Kennedy is supposed to be an education maven? “The problem is, she hardly left a vapor trail. Kennedy, who sent her three children to one of Manhattan’s most exclusive private schools, sat out the epic legal battle to secure billions in state funding for low-income students, and played an ambiguous role during her 22 months as the only city educational bureaucrat routinely harassed by the paparazzi.” But she did work three hours a day for the city schools, which sounds about right for the Senate.
And of course princesses don’t need to disclose anything: “But Ms. Kennedy. . .is declining to provide a variety of basic data, including companies she has a stake in and whether she has ever been charged with a crime. Ms. Kennedy declined on Monday to reply to those and other questions posed by The New York Times about any potential ethical, legal and financial entanglements. Through a spokesman, she said she would not disclose that kind of information unless and until she becomes a senator.” And they only speak when they please and to whom they please: “So far, on her tour, Ms. Kennedy has taken just 11 questions from reporters, has granted no interviews, and responded only in writing to inquiries about her positions on significant issues.”
The New York Times reports: “A growing number of employers, hoping to avoid or limit layoffs, are introducing four-day workweeks, unpaid vacations and voluntary or enforced furloughs, along with wage freezes, pension cuts and flexible work schedules.” Someone should tell the the car companies and the UAW.
When Barney Frank is the realist in the Democratic party you know the landscape is changing: “I believe that he (Obama) overestimates his ability to get people to put aside fundamental differences.” Well if he can’t get gays and Rick Warren on the same page I suppose that’s right. Reality is such a drag.
Andy McCarthy socks it to the White House. I think it’s just time for everyone to move on — like any bad relationship, the conservative-George W. Bush dynamic isn’t helping either one at this point.
The New Republic asks “Is Biden’s star fading?” What do you think was the first clue — when he insisted he was downsizing his own job or when he had no public appearances for three weeks?

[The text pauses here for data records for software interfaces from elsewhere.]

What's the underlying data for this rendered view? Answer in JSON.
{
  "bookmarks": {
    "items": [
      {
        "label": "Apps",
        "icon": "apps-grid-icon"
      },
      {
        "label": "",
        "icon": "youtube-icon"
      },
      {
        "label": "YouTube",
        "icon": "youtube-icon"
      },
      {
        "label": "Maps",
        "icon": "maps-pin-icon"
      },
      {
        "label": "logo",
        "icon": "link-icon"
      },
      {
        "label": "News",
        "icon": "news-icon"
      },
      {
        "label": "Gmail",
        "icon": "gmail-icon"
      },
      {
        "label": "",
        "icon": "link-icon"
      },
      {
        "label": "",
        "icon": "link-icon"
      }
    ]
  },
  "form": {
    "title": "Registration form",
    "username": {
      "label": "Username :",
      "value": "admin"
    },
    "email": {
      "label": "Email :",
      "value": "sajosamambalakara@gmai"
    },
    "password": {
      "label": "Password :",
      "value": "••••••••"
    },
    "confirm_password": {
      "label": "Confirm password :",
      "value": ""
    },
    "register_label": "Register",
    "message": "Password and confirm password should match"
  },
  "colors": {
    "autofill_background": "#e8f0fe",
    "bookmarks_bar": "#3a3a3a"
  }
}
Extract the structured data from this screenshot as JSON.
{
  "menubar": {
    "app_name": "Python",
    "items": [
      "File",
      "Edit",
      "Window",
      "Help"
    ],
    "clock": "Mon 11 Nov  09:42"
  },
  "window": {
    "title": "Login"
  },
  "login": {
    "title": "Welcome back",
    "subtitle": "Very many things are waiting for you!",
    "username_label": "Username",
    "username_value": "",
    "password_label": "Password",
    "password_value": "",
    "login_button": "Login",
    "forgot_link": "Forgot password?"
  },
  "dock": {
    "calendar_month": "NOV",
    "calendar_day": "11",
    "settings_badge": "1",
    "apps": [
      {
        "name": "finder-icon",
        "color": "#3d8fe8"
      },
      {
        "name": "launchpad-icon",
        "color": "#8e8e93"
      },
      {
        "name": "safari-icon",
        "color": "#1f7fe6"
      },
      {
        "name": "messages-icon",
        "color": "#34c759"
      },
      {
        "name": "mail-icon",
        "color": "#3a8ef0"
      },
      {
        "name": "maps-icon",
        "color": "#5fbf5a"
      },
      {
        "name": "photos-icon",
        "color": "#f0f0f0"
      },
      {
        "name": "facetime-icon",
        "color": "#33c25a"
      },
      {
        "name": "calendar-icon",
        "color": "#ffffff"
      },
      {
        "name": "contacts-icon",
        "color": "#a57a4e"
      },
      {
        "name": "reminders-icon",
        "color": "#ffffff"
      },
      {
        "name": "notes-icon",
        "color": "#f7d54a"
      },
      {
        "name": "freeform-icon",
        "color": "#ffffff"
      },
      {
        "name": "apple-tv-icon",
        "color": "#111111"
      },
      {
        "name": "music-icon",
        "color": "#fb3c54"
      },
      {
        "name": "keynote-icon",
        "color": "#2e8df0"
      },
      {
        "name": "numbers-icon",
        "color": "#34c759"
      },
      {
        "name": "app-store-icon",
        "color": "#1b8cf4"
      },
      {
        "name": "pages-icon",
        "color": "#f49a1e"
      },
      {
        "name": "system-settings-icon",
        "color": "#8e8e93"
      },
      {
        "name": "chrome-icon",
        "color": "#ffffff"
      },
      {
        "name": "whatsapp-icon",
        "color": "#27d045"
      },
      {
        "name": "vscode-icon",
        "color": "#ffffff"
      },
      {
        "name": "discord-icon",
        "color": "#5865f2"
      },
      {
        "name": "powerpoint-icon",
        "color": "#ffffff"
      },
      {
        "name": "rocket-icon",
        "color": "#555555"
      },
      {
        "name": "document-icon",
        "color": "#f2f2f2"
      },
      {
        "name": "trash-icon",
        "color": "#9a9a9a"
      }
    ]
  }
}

Others have noticed that Biden has disappeared as well — beginning on Election Day. We can only hope, despite all the talk of how valued his counsel would be, that this is a sign of things to come: “Then again, it’s also possible that Obama will just listen to Biden politely, nod his head and then do whatever he was planning to do all along. And the specific tasks Biden has been assigned don’t really amount to much. As [George]Stephanopoulos noted, the middle class commission he’ll be running won’t have any formal powers, and his ‘baseline’ study essentially overlaps with the work of the National Security Advisor – who will be working in the West Wing and meeting with Obama daily. And, as we’ve seen these past six weeks, life in the Obama administration probably means that Biden’s days of pontificating on Sunday morning shows will be sharply curtailed.” You wonder whether the Obama team didn’t realize Biden was an embarrassing gasbag when they selected him, or whether they did and took him anyway. In any event, they deserve credit for figuring it out soon enough.
Lots of reasons why 2010 might be a good year for Republicans, but “political malpractice” has been their defining characteristic lately so I wouldn’t be counting victories quite yet.
Mayor Bloomberg tells Governor Paterson to get the lead out: “I think the governor should make a decision reasonably quickly because this is just getting out of control and everybody’s focusing on the wrong things.” What wrong things might those be — how unqualified Kennedy is? How dynasty politics has gotten out of hand? Seems like the right concerns are getting some ink.
Funny how Politico’s “top ten media blunders” didn’t include their own breathless misreporting of John Edwards’s decision to drop out of the race because of the recurrence of his wife’s cancer. But it did include ABC’s tough moderating of the Democratic primary debate in Philadelphia — perhaps the only time then-candidate Barack Obama was questioned sharply in the campaign. “Blunder” must mean “mess up the reporter’s chances of getting a spot in the Obama administration.”